## Directions
Copy out the full listing that comes next, exactly.

## Supplied entries
-.-.-
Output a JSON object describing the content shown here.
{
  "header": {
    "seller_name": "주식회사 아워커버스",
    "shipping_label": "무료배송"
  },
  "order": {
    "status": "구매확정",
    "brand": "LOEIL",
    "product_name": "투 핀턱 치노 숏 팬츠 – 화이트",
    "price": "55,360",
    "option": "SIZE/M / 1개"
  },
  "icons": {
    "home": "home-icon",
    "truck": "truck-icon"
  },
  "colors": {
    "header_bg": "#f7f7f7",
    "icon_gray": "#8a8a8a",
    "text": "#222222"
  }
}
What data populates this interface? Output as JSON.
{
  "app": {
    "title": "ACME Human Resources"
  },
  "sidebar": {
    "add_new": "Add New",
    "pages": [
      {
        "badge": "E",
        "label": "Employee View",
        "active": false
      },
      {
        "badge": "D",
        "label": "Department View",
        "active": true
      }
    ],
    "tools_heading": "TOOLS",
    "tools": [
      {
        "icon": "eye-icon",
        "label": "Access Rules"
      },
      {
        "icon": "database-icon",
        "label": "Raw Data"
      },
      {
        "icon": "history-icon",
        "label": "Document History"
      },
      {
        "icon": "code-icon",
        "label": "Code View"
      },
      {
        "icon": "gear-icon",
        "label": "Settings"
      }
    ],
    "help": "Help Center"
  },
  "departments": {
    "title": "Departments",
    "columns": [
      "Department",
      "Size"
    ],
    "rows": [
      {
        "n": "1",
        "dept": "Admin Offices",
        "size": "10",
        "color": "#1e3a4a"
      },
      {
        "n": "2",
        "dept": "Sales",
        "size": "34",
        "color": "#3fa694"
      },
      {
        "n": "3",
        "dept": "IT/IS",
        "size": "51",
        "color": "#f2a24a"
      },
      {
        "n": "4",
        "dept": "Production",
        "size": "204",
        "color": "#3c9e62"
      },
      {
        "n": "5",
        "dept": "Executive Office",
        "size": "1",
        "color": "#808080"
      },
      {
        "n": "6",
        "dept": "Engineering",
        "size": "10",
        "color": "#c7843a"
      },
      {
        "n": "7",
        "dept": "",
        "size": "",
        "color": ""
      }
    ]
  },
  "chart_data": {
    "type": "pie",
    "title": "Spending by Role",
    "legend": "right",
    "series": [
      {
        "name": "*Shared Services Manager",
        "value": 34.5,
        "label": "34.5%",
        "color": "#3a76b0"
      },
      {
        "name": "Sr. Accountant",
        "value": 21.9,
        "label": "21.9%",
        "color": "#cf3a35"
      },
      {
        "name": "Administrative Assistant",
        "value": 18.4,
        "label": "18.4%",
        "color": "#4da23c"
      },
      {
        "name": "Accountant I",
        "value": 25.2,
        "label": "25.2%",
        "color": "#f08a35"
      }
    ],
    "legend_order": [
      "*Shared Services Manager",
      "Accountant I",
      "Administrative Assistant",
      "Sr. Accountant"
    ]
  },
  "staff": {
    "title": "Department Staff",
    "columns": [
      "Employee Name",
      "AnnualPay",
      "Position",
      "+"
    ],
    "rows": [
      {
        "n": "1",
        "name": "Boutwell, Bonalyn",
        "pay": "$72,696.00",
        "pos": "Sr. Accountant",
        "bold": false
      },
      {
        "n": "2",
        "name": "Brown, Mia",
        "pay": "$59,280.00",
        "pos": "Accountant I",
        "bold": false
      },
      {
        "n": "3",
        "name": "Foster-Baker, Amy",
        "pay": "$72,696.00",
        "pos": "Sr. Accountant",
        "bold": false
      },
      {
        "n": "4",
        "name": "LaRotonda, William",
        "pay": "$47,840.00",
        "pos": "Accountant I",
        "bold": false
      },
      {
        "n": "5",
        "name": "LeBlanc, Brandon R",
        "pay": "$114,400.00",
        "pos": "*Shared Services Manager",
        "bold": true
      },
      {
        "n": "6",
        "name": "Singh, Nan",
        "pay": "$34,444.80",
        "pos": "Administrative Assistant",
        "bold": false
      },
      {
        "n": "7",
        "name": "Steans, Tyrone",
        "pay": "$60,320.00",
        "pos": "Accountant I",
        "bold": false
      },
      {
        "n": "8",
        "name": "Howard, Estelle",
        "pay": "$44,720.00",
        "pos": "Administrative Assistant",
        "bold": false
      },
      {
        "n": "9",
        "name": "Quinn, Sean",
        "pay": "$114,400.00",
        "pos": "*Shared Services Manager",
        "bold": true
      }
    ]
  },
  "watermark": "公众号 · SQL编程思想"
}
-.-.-
## Output for this task
Output a JSON object describing the content shown here.
{
  "header": {
    "seller_name": "주식회사 아워커버스",
    "shipping_label": "무료배송"
  },
  "order": {
    "status": "구매확정",
    "brand": "LOEIL",
    "product_name": "투 핀턱 치노 숏 팬츠 – 화이트",
    "price": "55,360",
    "option": "SIZE/M / 1개"
  },
  "icons": {
    "home": "home-icon",
    "truck": "truck-icon"
  },
  "colors": {
    "header_bg": "#f7f7f7",
    "icon_gray": "#8a8a8a",
    "text": "#222222"
  }
}
What data populates this interface? Output as JSON.
{
  "app": {
    "title": "ACME Human Resources"
  },
  "sidebar": {
    "add_new": "Add New",
    "pages": [
      {
        "badge": "E",
        "label": "Employee View",
        "active": false
      },
      {
        "badge": "D",
        "label": "Department View",
        "active": true
      }
    ],
    "tools_heading": "TOOLS",
    "tools": [
      {
        "icon": "eye-icon",
        "label": "Access Rules"
      },
      {
        "icon": "database-icon",
        "label": "Raw Data"
      },
      {
        "icon": "history-icon",
        "label": "Document History"
      },
      {
        "icon": "code-icon",
        "label": "Code View"
      },
      {
        "icon": "gear-icon",
        "label": "Settings"
      }
    ],
    "help": "Help Center"
  },
  "departments": {
    "title": "Departments",
    "columns": [
      "Department",
      "Size"
    ],
    "rows": [
      {
        "n": "1",
        "dept": "Admin Offices",
        "size": "10",
        "color": "#1e3a4a"
      },
      {
        "n": "2",
        "dept": "Sales",
        "size": "34",
        "color": "#3fa694"
      },
      {
        "n": "3",
        "dept": "IT/IS",
        "size": "51",
        "color": "#f2a24a"
      },
      {
        "n": "4",
        "dept": "Production",
        "size": "204",
        "color": "#3c9e62"
      },
      {
        "n": "5",
        "dept": "Executive Office",
        "size": "1",
        "color": "#808080"
      },
      {
        "n": "6",
        "dept": "Engineering",
        "size": "10",
        "color": "#c7843a"
      },
      {
        "n": "7",
        "dept": "",
        "size": "",
        "color": ""
      }
    ]
  },
  "chart_data": {
    "type": "pie",
    "title": "Spending by Role",
    "legend": "right",
    "series": [
      {
        "name": "*Shared Services Manager",
        "value": 34.5,
        "label": "34.5%",
        "color": "#3a76b0"
      },
      {
        "name": "Sr. Accountant",
        "value": 21.9,
        "label": "21.9%",
        "color": "#cf3a35"
      },
      {
        "name": "Administrative Assistant",
        "value": 18.4,
        "label": "18.4%",
        "color": "#4da23c"
      },
      {
        "name": "Accountant I",
        "value": 25.2,
        "label": "25.2%",
        "color": "#f08a35"
      }
    ],
    "legend_order": [
      "*Shared Services Manager",
      "Accountant I",
      "Administrative Assistant",
      "Sr. Accountant"
    ]
  },
  "staff": {
    "title": "Department Staff",
    "columns": [
      "Employee Name",
      "AnnualPay",
      "Position",
      "+"
    ],
    "rows": [
      {
        "n": "1",
        "name": "Boutwell, Bonalyn",
        "pay": "$72,696.00",
        "pos": "Sr. Accountant",
        "bold": false
      },
      {
        "n": "2",
        "name": "Brown, Mia",
        "pay": "$59,280.00",
        "pos": "Accountant I",
        "bold": false
      },
      {
        "n": "3",
        "name": "Foster-Baker, Amy",
        "pay": "$72,696.00",
        "pos": "Sr. Accountant",
        "bold": false
      },
      {
        "n": "4",
        "name": "LaRotonda, William",
        "pay": "$47,840.00",
        "pos": "Accountant I",
        "bold": false
      },
      {
        "n": "5",
        "name": "LeBlanc, Brandon R",
        "pay": "$114,400.00",
        "pos": "*Shared Services Manager",
        "bold": true
      },
      {
        "n": "6",
        "name": "Singh, Nan",
        "pay": "$34,444.80",
        "pos": "Administrative Assistant",
        "bold": false
      },
      {
        "n": "7",
        "name": "Steans, Tyrone",
        "pay": "$60,320.00",
        "pos": "Accountant I",
        "bold": false
      },
      {
        "n": "8",
        "name": "Howard, Estelle",
        "pay": "$44,720.00",
        "pos": "Administrative Assistant",
        "bold": false
      },
      {
        "n": "9",
        "name": "Quinn, Sean",
        "pay": "$114,400.00",
        "pos": "*Shared Services Manager",
        "bold": true
      }
    ]
  },
  "watermark": "公众号 · SQL编程思想"
}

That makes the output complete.